Aim of the exercise ▸
Only lines holding "January" are needed; copy each of them from the data below.

(Data records for software interfaces)

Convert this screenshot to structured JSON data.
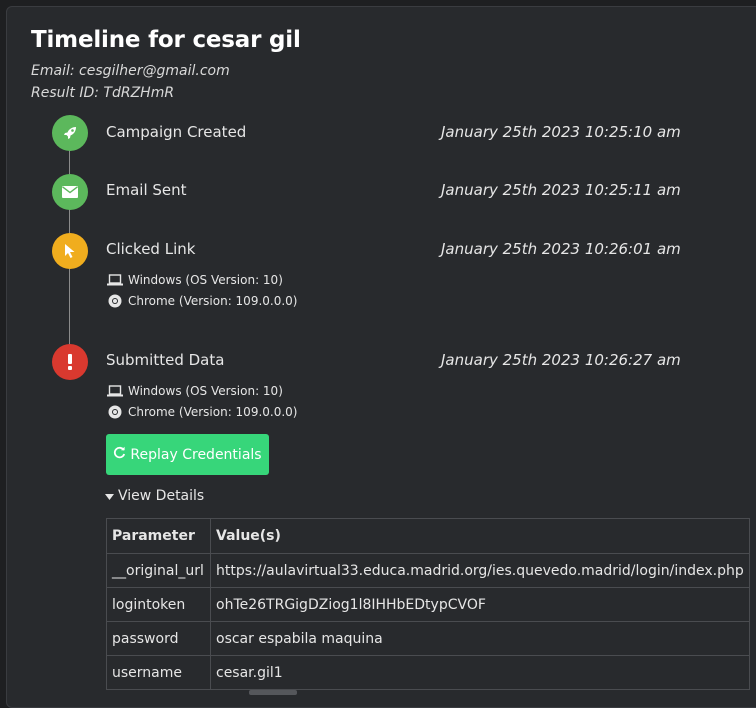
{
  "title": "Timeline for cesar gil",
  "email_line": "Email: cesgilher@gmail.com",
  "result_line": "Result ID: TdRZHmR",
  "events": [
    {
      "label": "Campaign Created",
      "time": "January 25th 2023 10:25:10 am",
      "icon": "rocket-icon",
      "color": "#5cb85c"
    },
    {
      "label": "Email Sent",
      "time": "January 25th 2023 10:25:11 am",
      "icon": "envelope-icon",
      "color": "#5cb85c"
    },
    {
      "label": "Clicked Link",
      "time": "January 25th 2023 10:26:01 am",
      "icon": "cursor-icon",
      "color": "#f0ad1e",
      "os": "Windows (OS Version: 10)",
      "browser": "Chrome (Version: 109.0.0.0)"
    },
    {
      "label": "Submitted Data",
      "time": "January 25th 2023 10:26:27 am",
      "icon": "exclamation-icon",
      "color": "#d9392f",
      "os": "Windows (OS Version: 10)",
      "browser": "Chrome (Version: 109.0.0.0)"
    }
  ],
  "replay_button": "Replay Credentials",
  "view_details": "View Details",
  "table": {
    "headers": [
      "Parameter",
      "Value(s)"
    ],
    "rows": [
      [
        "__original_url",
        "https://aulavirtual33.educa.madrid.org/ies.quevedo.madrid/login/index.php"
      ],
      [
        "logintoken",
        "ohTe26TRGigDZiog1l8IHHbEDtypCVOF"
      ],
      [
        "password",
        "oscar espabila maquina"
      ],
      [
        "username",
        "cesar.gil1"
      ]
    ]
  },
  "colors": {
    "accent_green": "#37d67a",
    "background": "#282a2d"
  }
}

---

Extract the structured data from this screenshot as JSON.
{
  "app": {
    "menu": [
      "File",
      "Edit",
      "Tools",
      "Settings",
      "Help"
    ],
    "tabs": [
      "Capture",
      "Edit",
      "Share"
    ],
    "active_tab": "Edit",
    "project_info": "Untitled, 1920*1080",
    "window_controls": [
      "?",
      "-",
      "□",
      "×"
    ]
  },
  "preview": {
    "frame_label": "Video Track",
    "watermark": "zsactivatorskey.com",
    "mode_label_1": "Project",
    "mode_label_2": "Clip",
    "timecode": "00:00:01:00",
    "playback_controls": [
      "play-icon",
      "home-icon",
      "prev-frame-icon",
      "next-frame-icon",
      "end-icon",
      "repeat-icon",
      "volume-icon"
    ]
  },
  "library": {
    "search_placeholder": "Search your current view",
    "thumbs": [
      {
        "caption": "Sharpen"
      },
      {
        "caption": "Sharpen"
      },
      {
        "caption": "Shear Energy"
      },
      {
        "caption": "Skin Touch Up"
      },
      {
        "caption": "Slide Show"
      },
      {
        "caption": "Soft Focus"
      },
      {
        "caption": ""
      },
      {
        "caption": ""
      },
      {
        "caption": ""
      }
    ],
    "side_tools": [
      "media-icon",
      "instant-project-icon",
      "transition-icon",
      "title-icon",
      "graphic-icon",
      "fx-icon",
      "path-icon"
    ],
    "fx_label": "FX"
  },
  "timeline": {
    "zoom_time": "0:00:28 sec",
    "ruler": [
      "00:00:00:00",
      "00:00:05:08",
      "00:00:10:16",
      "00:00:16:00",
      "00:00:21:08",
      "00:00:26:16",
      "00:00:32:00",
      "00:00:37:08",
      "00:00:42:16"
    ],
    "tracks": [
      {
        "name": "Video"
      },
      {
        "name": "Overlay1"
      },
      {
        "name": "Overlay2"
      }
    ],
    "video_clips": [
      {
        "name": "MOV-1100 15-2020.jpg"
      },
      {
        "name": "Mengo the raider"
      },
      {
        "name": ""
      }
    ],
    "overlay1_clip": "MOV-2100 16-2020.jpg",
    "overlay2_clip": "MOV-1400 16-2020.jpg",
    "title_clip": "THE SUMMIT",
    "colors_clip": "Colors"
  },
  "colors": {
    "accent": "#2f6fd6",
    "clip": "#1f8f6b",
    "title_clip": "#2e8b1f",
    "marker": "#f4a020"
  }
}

Solution to this problem ▸
      "time": "January 25th 2023 10:25:10 am",
      "time": "January 25th 2023 10:25:11 am",
      "time": "January 25th 2023 10:26:01 am",
      "time": "January 25th 2023 10:26:27 am",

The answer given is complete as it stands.